May his memory be eternal.”
Stanislavski Centre Advisory Board member, Professor Laurence Senelick writes:
“I first met Jean Benedetti (or Jean-Norman as he then styled himself) in October 1988 at the Colloque scientifique sur Stanislavski at the Théâtre de Chaillot in Paris. We exchanged compliments, he for my book on the Craig-Stanislavski “Hamlet”, I for his recent biography. I was also impressed by his fluent French, for he had been to school in Europe. Russian he had learned specifically to carry out his researches, which put him one up on most of the English-language writers on Stanislavski. We renewed our acquaintance the following month at the international Stanislavski conference at the Pompidou Centre.
In short space, we both found ourselves on the editorial board of the English-language Stanislavski edition projected by Routledge, and met at board meetings in the U.S. He was the only Brit on the board, the others being Soviets or Americans, but held his own with wit and expertise. When the various assignments were made, there was no question that he was the one to translate the texts on acting. His combination of work in the classroom, ability to read Russian, and shrewd intuition made him the ideal interpreter. He was not a scholar in an academic sense and had an imperfect knowledge of Russian culture, but his other qualifications were impeccable. He buckled down to the arduous task of rendering into English these thorny texts, whose special vocabulary required long months of argument and discussion with the other members of the team. When Routledge let the project lapse, he was not downcast for long but directed his energies to other publications about the Moscow Art Theatre and the Stanislavski system of acting.
Whenever I was in London, we would get together and thrash out the arcana of Russian theatre. He was the perfect host, finding splendid restaurants for our get-togethers (including one unforgettable Edwardian lunch at Rule’s). We also corresponded at length, and were equally cheered when Routledge decided to revive the Stanislavski publications under a new scheme. The task of translating not only the acting texts, but also “My Life in Art,” was Herculean; but he managed it with his usual flair. One of his most admirable qualities was the ability to render the Russian into idiomatic, highly readable English. He will be greatly missed and the field of Stanislavski studies will be deprived of one of its most fervent champions.”
Professor Bella Merlin will deliver the 2012 Stanislavski Centre/Routledge annual lecture:
“Jean’s contribution to theatre scholarship and theatre practice is immeasurable.
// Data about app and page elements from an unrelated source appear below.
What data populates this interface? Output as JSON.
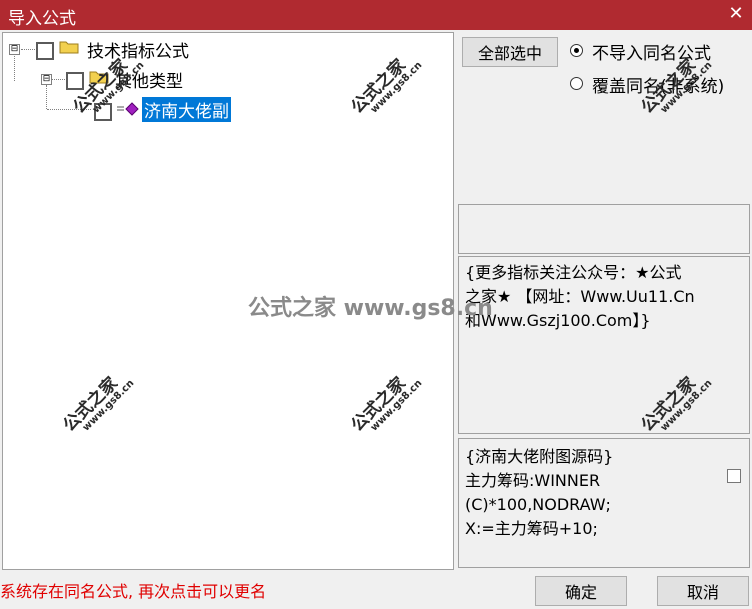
{
  "window": {
    "title": "导入公式",
    "close_glyph": "✕"
  },
  "tree": {
    "expander_open": "⊟",
    "nodes": [
      {
        "label": "技术指标公式"
      },
      {
        "label": "其他类型"
      },
      {
        "label": "济南大佬副"
      }
    ]
  },
  "options": {
    "select_all_label": "全部选中",
    "radio_skip_label": "不导入同名公式",
    "radio_overwrite_label": "覆盖同名(非系统)",
    "selected_radio": "radio_skip"
  },
  "description": {
    "lines": [
      "{更多指标关注公众号：★公式",
      "之家★ 【网址：Www.Uu11.Cn",
      "和Www.Gszj100.Com】}"
    ]
  },
  "code_preview": {
    "lines": [
      "{济南大佬附图源码}",
      "主力筹码:WINNER",
      "(C)*100,NODRAW;",
      "X:=主力筹码+10;"
    ]
  },
  "status_message": "系统存在同名公式, 再次点击可以更名",
  "footer": {
    "ok_label": "确定",
    "cancel_label": "取消"
  },
  "watermark": {
    "small_top": "公式之家",
    "small_bottom": "www.gs8.cn",
    "center": "公式之家 www.gs8.cn"
  }
}
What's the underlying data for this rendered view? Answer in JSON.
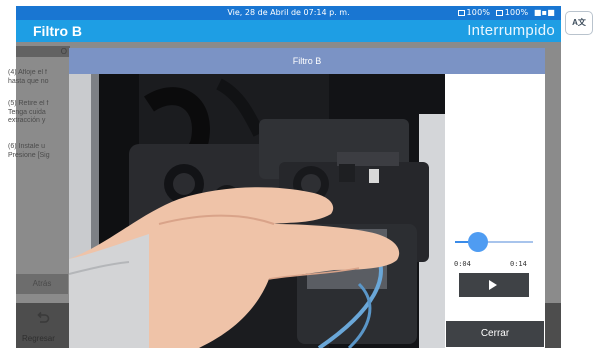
{
  "status_bar": {
    "datetime": "Vie, 28 de Abril de 07:14 p. m.",
    "battery_1": "100%",
    "battery_2": "100%"
  },
  "title_bar": {
    "title": "Filtro B",
    "run_status": "Interrumpido"
  },
  "language_button": {
    "label": "A文"
  },
  "background_screen": {
    "header": "O",
    "steps": [
      {
        "lines": [
          "(4) Afloje el f",
          "hasta que no"
        ]
      },
      {
        "lines": [
          "(5) Retire el f",
          "Tenga cuida",
          "extracción y"
        ]
      },
      {
        "lines": [
          "(6) Instale u",
          "Presione [Sig"
        ]
      }
    ],
    "back_label": "Atrás",
    "return_label": "Regresar"
  },
  "modal": {
    "title": "Filtro B",
    "video": {
      "subject": "hand removing filter from instrument",
      "progress": 0.29
    },
    "time_current": "0:04",
    "time_total": "0:14",
    "play_icon": "play-icon",
    "close_label": "Cerrar"
  },
  "colors": {
    "status_bar": "#1976d2",
    "title_bar": "#1e9ee4",
    "modal_header": "#7b93c5",
    "slider_accent": "#4f9cf2",
    "dark_button": "#3f4246",
    "dim_overlay": "#8b8b8b"
  }
}
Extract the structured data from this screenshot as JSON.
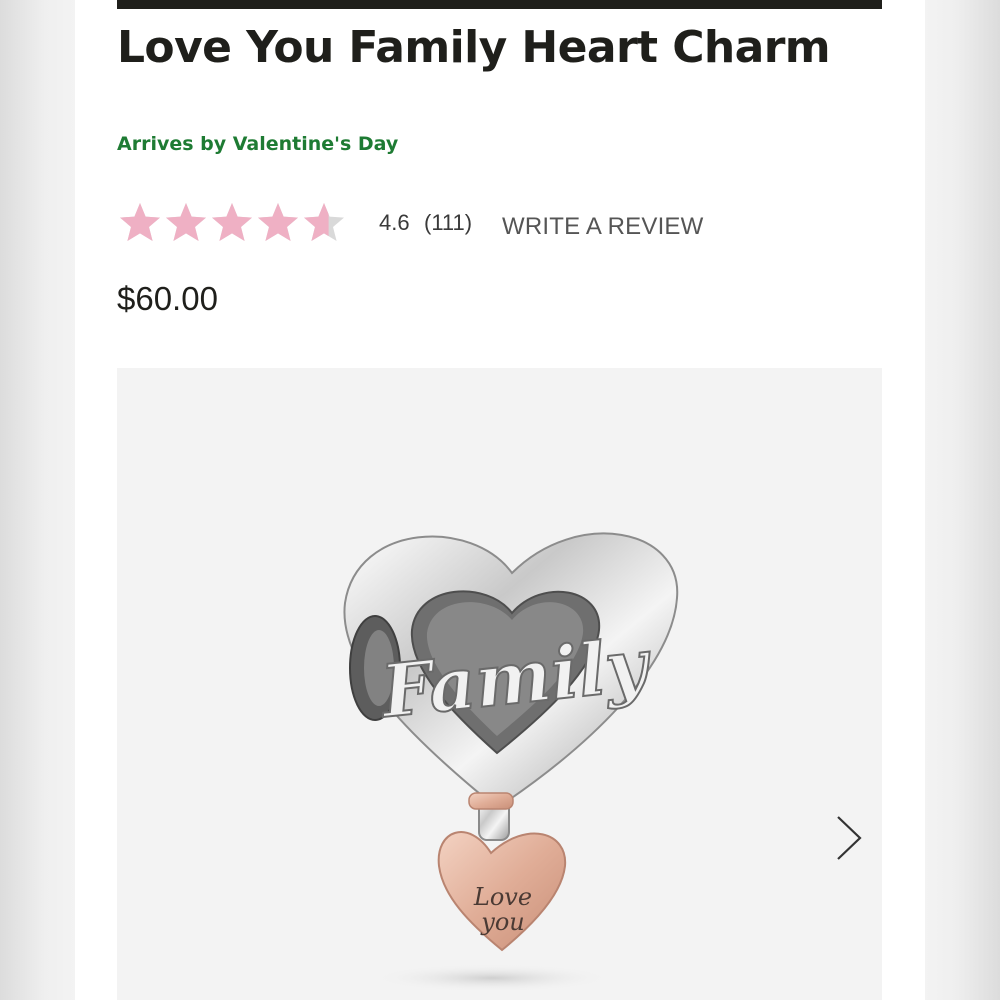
{
  "product": {
    "title": "Love You Family Heart Charm",
    "arrival": "Arrives by Valentine's Day",
    "price": "$60.00"
  },
  "rating": {
    "value": "4.6",
    "count": "(111)",
    "stars_filled": 4.6,
    "stars_total": 5,
    "write_review_label": "WRITE A REVIEW"
  },
  "gallery": {
    "charm_engraving": "Family",
    "pendant_engraving_line1": "Love",
    "pendant_engraving_line2": "you",
    "next_icon": "chevron-right-icon"
  },
  "colors": {
    "star": "#efb0c4",
    "star_empty": "#d9d9d9",
    "arrival_green": "#1e7b33",
    "title": "#1f1f1b"
  }
}
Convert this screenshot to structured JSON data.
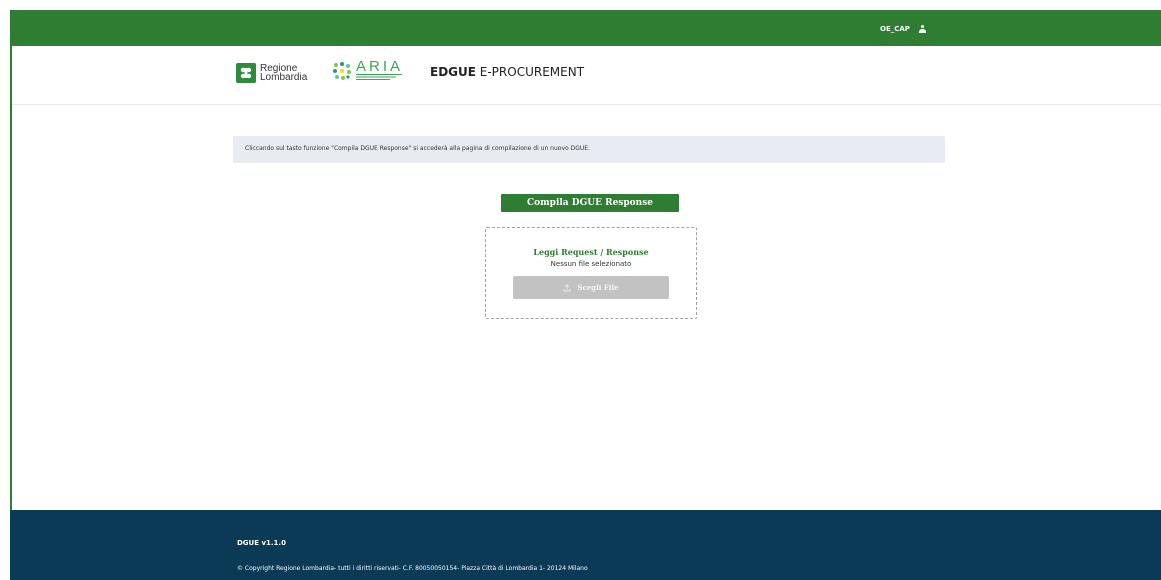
{
  "topbar": {
    "username": "OE_CAP",
    "user_icon": "user-icon",
    "color": "#2e7d32"
  },
  "header": {
    "regione_logo": {
      "line1": "Regione",
      "line2": "Lombardia"
    },
    "aria_logo": {
      "word": "ARIA"
    },
    "title_bold": "EDGUE",
    "title_rest": " E-PROCUREMENT"
  },
  "main": {
    "info_text": "Cliccando sul tasto funzione \"Compila DGUE Response\" si accederà alla pagina di compilazione di un nuovo DGUE.",
    "compila_label": "Compila DGUE Response",
    "upload": {
      "title": "Leggi Request / Response",
      "status": "Nessun file selezionato",
      "choose_label": "Scegli File",
      "choose_icon": "upload-icon"
    }
  },
  "footer": {
    "version": "DGUE v1.1.0",
    "copyright": "© Copyright Regione Lombardia- tutti i diritti riservati- C.F. 80050050154- Piazza Città di Lombardia 1- 20124 Milano",
    "color": "#0b3a57"
  }
}
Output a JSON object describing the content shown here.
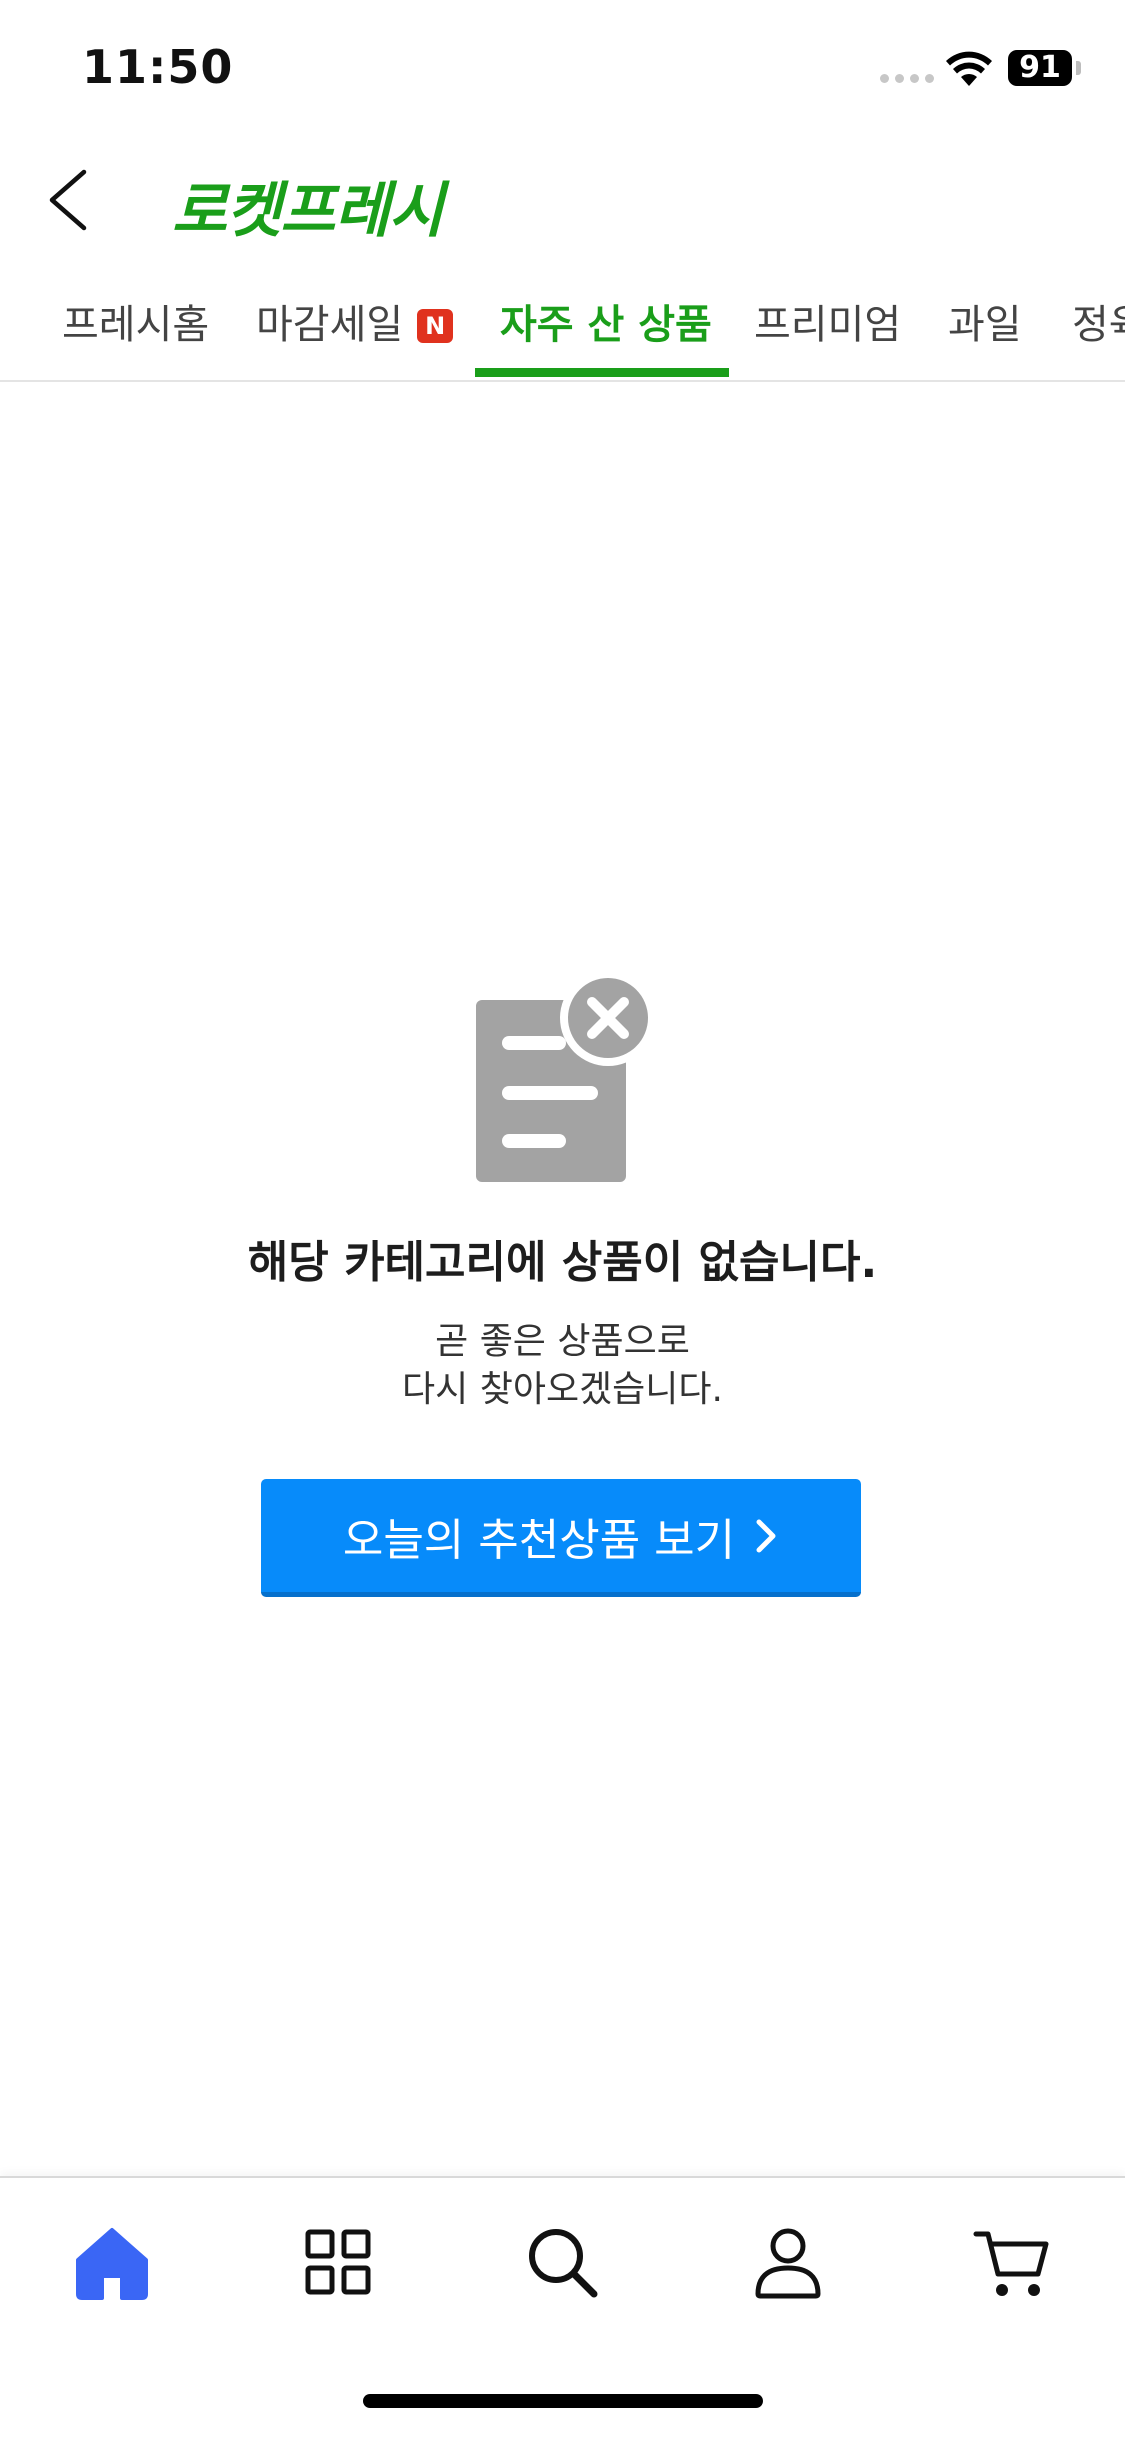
{
  "status_bar": {
    "time": "11:50",
    "battery": "91"
  },
  "header": {
    "title": "로켓프레시",
    "back_icon": "chevron-left-icon"
  },
  "tabs": [
    {
      "label": "프레시홈",
      "active": false
    },
    {
      "label": "마감세일",
      "active": false,
      "badge": "N"
    },
    {
      "label": "자주 산 상품",
      "active": true
    },
    {
      "label": "프리미엄",
      "active": false
    },
    {
      "label": "과일",
      "active": false
    },
    {
      "label": "정육",
      "active": false
    }
  ],
  "empty_state": {
    "icon": "document-error-icon",
    "title": "해당 카테고리에 상품이 없습니다.",
    "line1": "곧 좋은 상품으로",
    "line2": "다시 찾아오겠습니다.",
    "button_label": "오늘의 추천상품 보기"
  },
  "bottom_nav": [
    {
      "icon": "home-icon",
      "active": true
    },
    {
      "icon": "grid-icon",
      "active": false
    },
    {
      "icon": "search-icon",
      "active": false
    },
    {
      "icon": "user-icon",
      "active": false
    },
    {
      "icon": "cart-icon",
      "active": false
    }
  ],
  "colors": {
    "brand_green": "#1a9e1a",
    "button_blue": "#078bfa",
    "nav_active": "#3a66f5",
    "badge_red": "#e0321e",
    "icon_gray": "#a3a3a3"
  }
}
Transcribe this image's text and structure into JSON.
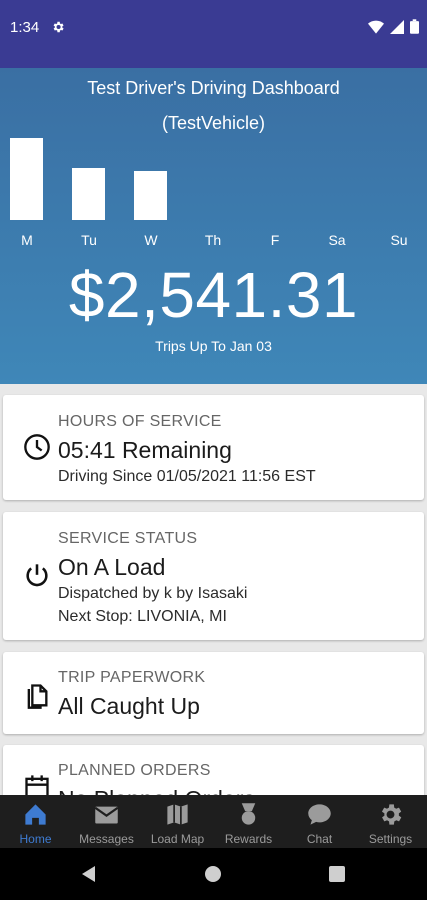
{
  "status_bar": {
    "time": "1:34"
  },
  "dashboard": {
    "title": "Test Driver's Driving Dashboard",
    "vehicle": "(TestVehicle)",
    "days": [
      "M",
      "Tu",
      "W",
      "Th",
      "F",
      "Sa",
      "Su"
    ],
    "day_bar_levels": [
      1.0,
      0.63,
      0.6,
      0,
      0,
      0,
      0
    ],
    "amount": "$2,541.31",
    "trips_caption": "Trips Up To Jan 03"
  },
  "cards": {
    "hours": {
      "label": "HOURS OF SERVICE",
      "main": "05:41 Remaining",
      "sub": "Driving Since 01/05/2021 11:56 EST"
    },
    "service": {
      "label": "SERVICE STATUS",
      "main": "On A Load",
      "sub1": "Dispatched by k by Isasaki",
      "sub2": "Next Stop: LIVONIA, MI"
    },
    "paperwork": {
      "label": "TRIP PAPERWORK",
      "main": "All Caught Up"
    },
    "planned": {
      "label": "PLANNED ORDERS",
      "main": "No Planned Orders"
    }
  },
  "bottom_nav": [
    {
      "label": "Home",
      "icon": "home-icon",
      "active": true
    },
    {
      "label": "Messages",
      "icon": "mail-icon",
      "active": false
    },
    {
      "label": "Load Map",
      "icon": "map-icon",
      "active": false
    },
    {
      "label": "Rewards",
      "icon": "rewards-icon",
      "active": false
    },
    {
      "label": "Chat",
      "icon": "chat-icon",
      "active": false
    },
    {
      "label": "Settings",
      "icon": "settings-icon",
      "active": false
    }
  ],
  "colors": {
    "status_bar": "#3a3b93",
    "hero_top": "#3a6fa3",
    "hero_bottom": "#3f87b8",
    "nav_active": "#3e7bd1",
    "nav_inactive": "#9b9b9b"
  }
}
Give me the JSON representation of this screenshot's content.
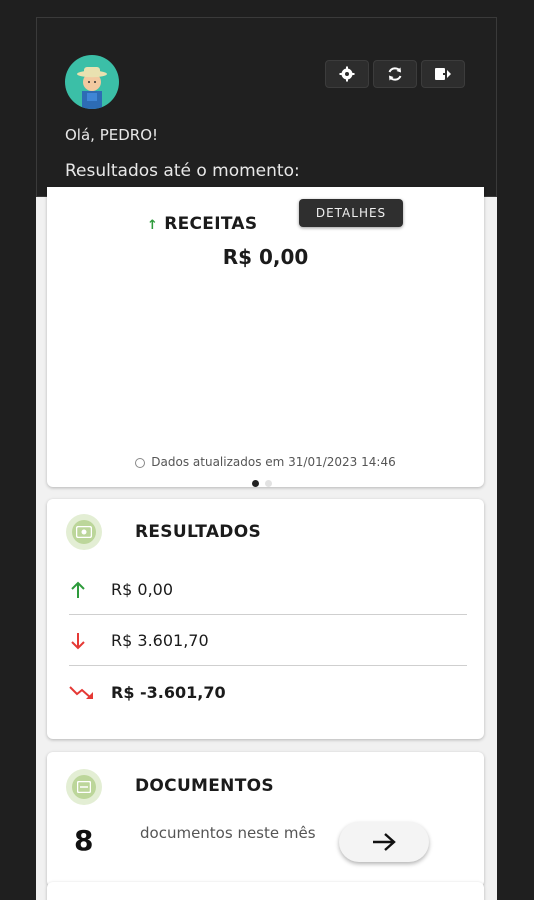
{
  "header": {
    "greeting": "Olá, PEDRO!",
    "subtitle": "Resultados até o momento:",
    "icons": [
      "settings-icon",
      "refresh-icon",
      "logout-icon"
    ]
  },
  "receitas": {
    "title": "RECEITAS",
    "details_button": "DETALHES",
    "value": "R$ 0,00",
    "updated": "Dados atualizados em 31/01/2023 14:46",
    "pager": {
      "count": 2,
      "active_index": 0
    }
  },
  "resultados": {
    "title": "RESULTADOS",
    "rows": [
      {
        "icon": "arrow-up-icon",
        "value": "R$ 0,00"
      },
      {
        "icon": "arrow-down-icon",
        "value": "R$ 3.601,70"
      },
      {
        "icon": "trend-down-icon",
        "value": "R$ -3.601,70"
      }
    ]
  },
  "documentos": {
    "title": "DOCUMENTOS",
    "count": "8",
    "label": "documentos neste mês"
  },
  "colors": {
    "background": "#1f1f1f",
    "header": "#202020",
    "positive": "#2e9b3c",
    "negative": "#e53935",
    "avatar": "#3bbfa7",
    "section_icon": "#bcd69a"
  }
}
When I was a doctoral student, I devoured his writings on Stanislavski, and could never have begun my own journey into analysing acting processes without the extraordinary work that Jean achieved. He paved the way incomparably. I met him just twice – both times at conferences, the first indeed being at Rose Bruford – and was awed by his knowledge and appropriately provoked by his discussion. He will be sorely missed, and eternally thanked.”
Marie-Christine Autant-Mathieu, director of research at ARIAS, Paris, is also a member of the Centre’s Advisory Board:
“Jean was a great specialist of Stanislavski and I remember the few (too few) opportunities I had to discuss with him in London, in his apartment, in Paris, during Stanislavski conference about Russian Acting, the System, Vakhtangov and M. Chekhov, about our mutual friends in Moscow and every time
it was a very deep discussion with humour and generosity. We have lost a friend, a rare scholar and a fine translator. His new translations have generated another opinion and comprehension of Stanislavski’s approach and thinking.
It is very sad news”.
Actor, director, RBC graduate and RBC Governor, Ben Thomas, recalled his time as a student:
“This is a great loss. But the memory of his inspiring contributions to our college helps to soften the sadness. I was lucky to have ‘Mr Benedetti’ as my Principal whilst studying at Brufords and his daring genius in casting me as Shylock for our 3rd Year tour of France transformed my confidence as a fledgling actor and subsequently my lengthy acting career which included many Shakespeare plays.
Hats off to Jean-Norman Benedetti !”